I'm sure there is some way of automating it? I almost went down the route of writing a script but my skills for doing that arn't robust enough to trust I wouldn't lose data etc :)


Yep - what Scott said basically.  I run with a formula from here and combine that with a RG15 for rain detection - I then combine that into a web server response that matches the weather watcher requirements fo Ekos can pick up the weather from my weatherstation. 

float correct_sky_temp(float Ta, float Ts) {
float Tsky = (K1 / 100) * (Ta - K2 / 10) + (K3/100) * pow(exp(K4/1000*Ta),(K5/100));
Tsky = Ts - Tsky;
if(debug_Td) {
              Serial.print("Ts: ");
              Serial.print(" Ta: ");
              Serial.print(" Corrected: ");
  return Tsky;

I just monitor the max/min sky temperature (saved regularly to persist over power cycles / crashes) and then map that to 0-100% cloud cover:

float cloud_cover = (map(sky_temp*100,cloud_min*100,cloud_max*100,0.00,10000)/100);


Are you sure it's circuit related?, my thinking (but without seeing the code) is it's interrupt related and you are being swamped with interrupt requests due to the high level of rainfall resulting in the watchdog being triggered on the ESP8266.

Anyway, here's how to try and see what's causing the crash if it is software related:

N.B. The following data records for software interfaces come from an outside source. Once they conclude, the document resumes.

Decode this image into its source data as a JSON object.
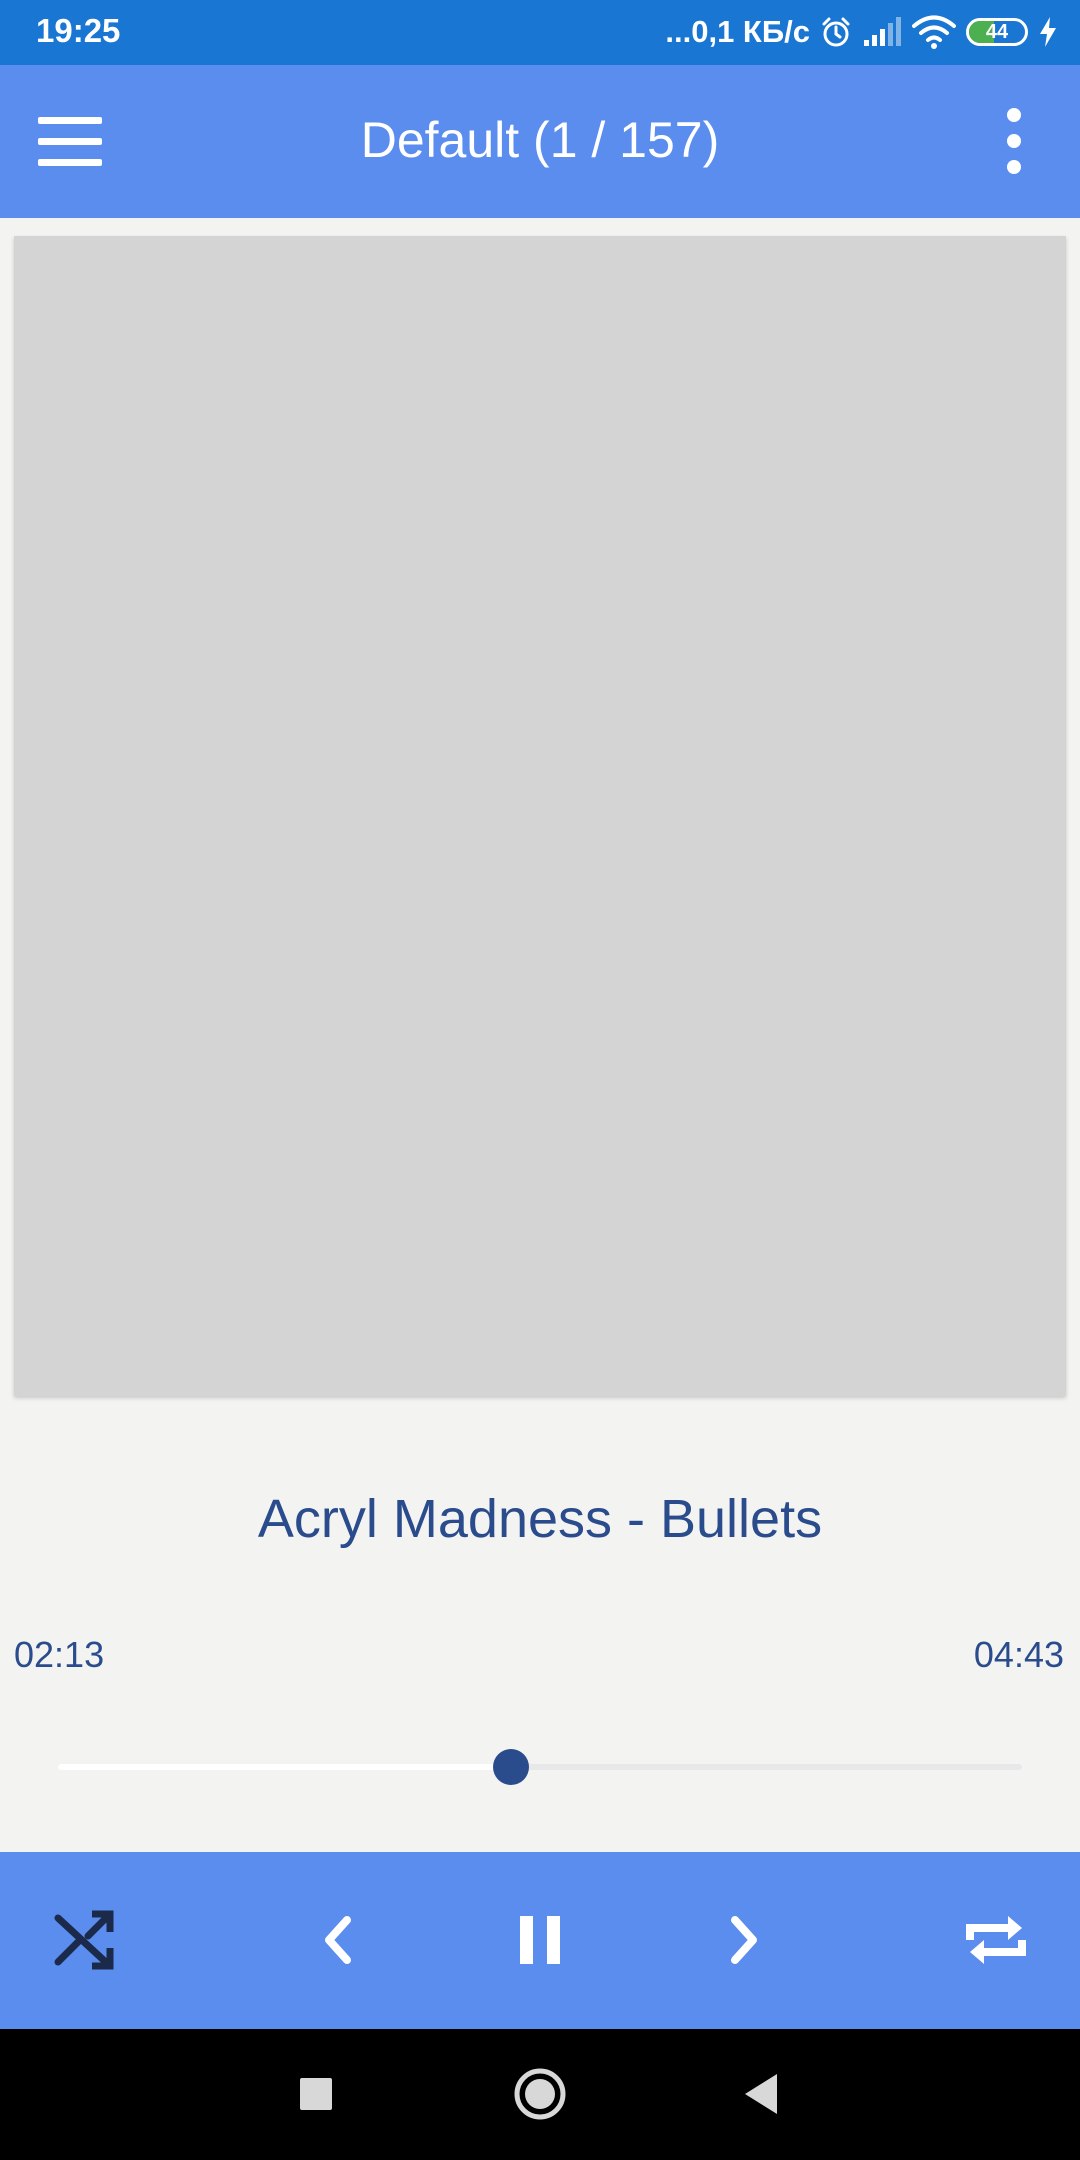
{
  "status_bar": {
    "time": "19:25",
    "network_speed": "...0,1 КБ/с",
    "battery_level": "44",
    "battery_fraction": 0.44,
    "icons": [
      "alarm-icon",
      "signal-icon",
      "wifi-icon",
      "battery-icon",
      "charging-icon"
    ]
  },
  "app_bar": {
    "title": "Default (1 / 157)",
    "menu_icon": "hamburger-menu-icon",
    "more_icon": "more-vertical-icon"
  },
  "player": {
    "track_title": "Acryl Madness - Bullets",
    "elapsed": "02:13",
    "total": "04:43",
    "progress_fraction": 0.47
  },
  "controls": {
    "icons": [
      "shuffle-icon",
      "previous-icon",
      "pause-icon",
      "next-icon",
      "repeat-icon"
    ]
  },
  "nav_bar": {
    "icons": [
      "recents-square-icon",
      "home-circle-icon",
      "back-triangle-icon"
    ]
  },
  "colors": {
    "status_bar": "#1976d2",
    "app_bar": "#5b8def",
    "accent_text": "#2b4c8c",
    "background": "#f3f3f2",
    "album_placeholder": "#d4d4d4",
    "battery_green": "#4caf50"
  }
}
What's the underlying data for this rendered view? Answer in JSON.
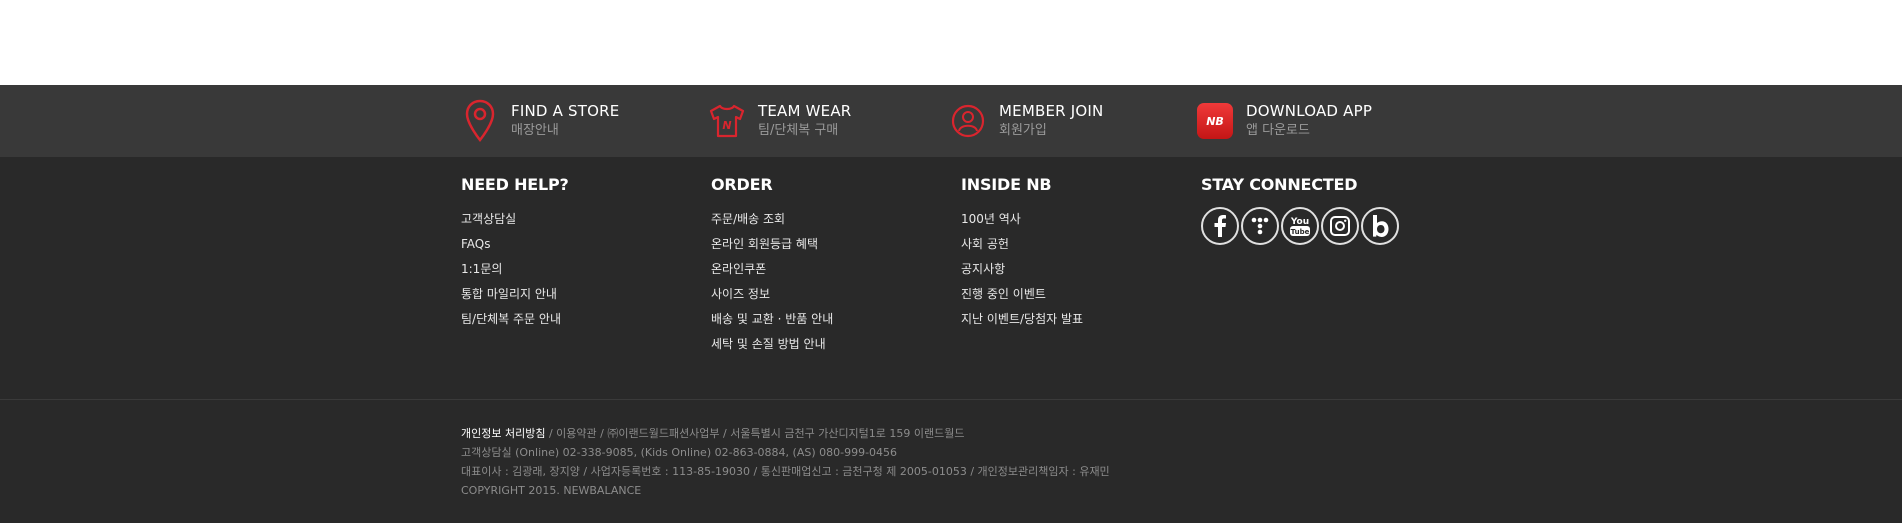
{
  "quick_links": [
    {
      "title": "FIND A STORE",
      "subtitle": "매장안내",
      "icon": "location-pin-icon"
    },
    {
      "title": "TEAM WEAR",
      "subtitle": "팀/단체복 구매",
      "icon": "jersey-icon"
    },
    {
      "title": "MEMBER JOIN",
      "subtitle": "회원가입",
      "icon": "member-icon"
    },
    {
      "title": "DOWNLOAD APP",
      "subtitle": "앱 다운로드",
      "icon": "nb-app-icon"
    }
  ],
  "columns": {
    "help": {
      "title": "NEED HELP?",
      "items": [
        "고객상담실",
        "FAQs",
        "1:1문의",
        "통합 마일리지 안내",
        "팀/단체복 주문 안내"
      ]
    },
    "order": {
      "title": "ORDER",
      "items": [
        "주문/배송 조회",
        "온라인 회원등급 혜택",
        "온라인쿠폰",
        "사이즈 정보",
        "배송 및 교환 · 반품 안내",
        "세탁 및 손질 방법 안내"
      ]
    },
    "inside": {
      "title": "INSIDE NB",
      "items": [
        "100년 역사",
        "사회 공헌",
        "공지사항",
        "진행 중인 이벤트",
        "지난 이벤트/당첨자 발표"
      ]
    },
    "connected": {
      "title": "STAY CONNECTED"
    }
  },
  "social_icons": [
    "facebook-icon",
    "dots-icon",
    "youtube-icon",
    "instagram-icon",
    "blog-icon"
  ],
  "app_logo_text": "NB",
  "legal": {
    "privacy": "개인정보 처리방침",
    "line1_rest": " / 이용약관 / ㈜이랜드월드패션사업부 / 서울특별시 금천구 가산디지털1로 159 이랜드월드",
    "line2": "고객상담실 (Online) 02-338-9085, (Kids Online) 02-863-0884, (AS) 080-999-0456",
    "line3": "대표이사 : 김광래, 장지양 / 사업자등록번호 : 113-85-19030 / 통신판매업신고 : 금천구청 제 2005-01053 / 개인정보관리책임자 : 유재민",
    "copyright": "COPYRIGHT 2015. NEWBALANCE"
  },
  "colors": {
    "accent": "#d9252e",
    "bar": "#393939",
    "footer": "#292929"
  }
}
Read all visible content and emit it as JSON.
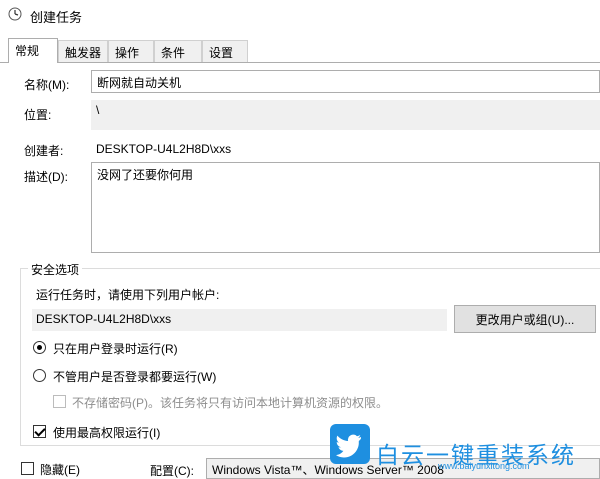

If you don't get the crash with low / no rain, it's unlikely to be the circuit. Your increase in resister for the pull up will only come in to play if the distance between the sensor and controller is very long and your wire is quite thin and that would result in missed activations not increased / crashes. You can test this by disconnecting the RG11 unit and manually joining the wires together to simulate a pulse from the RG11 relay.
If you disconnect the RG11, does the ESP still crash? What does it output on the serial port?

I have a RG15 and it can be sensitive to the input voltage causing brownouts, but that would be unlikely to lock up your ESP as it's a separate unit but should't be ruled out just yet though 2A should be more than enough for both devices to co-exist.. (RG11 is 55mA max @12V input with everything on from the datasheet)

Do you have a link to the code you are running?


This is excellent - well done!


I think this has been asked before - I have a memory that the work around might be to create a LRGB sequence of 1 exposure per filter then repeat that using the options in the scheduler (repeat for X runs or repeat until options maybe ?)
Problems to look out for are if your filters are not par-focal you will be spending a lot of time focusing between exposures...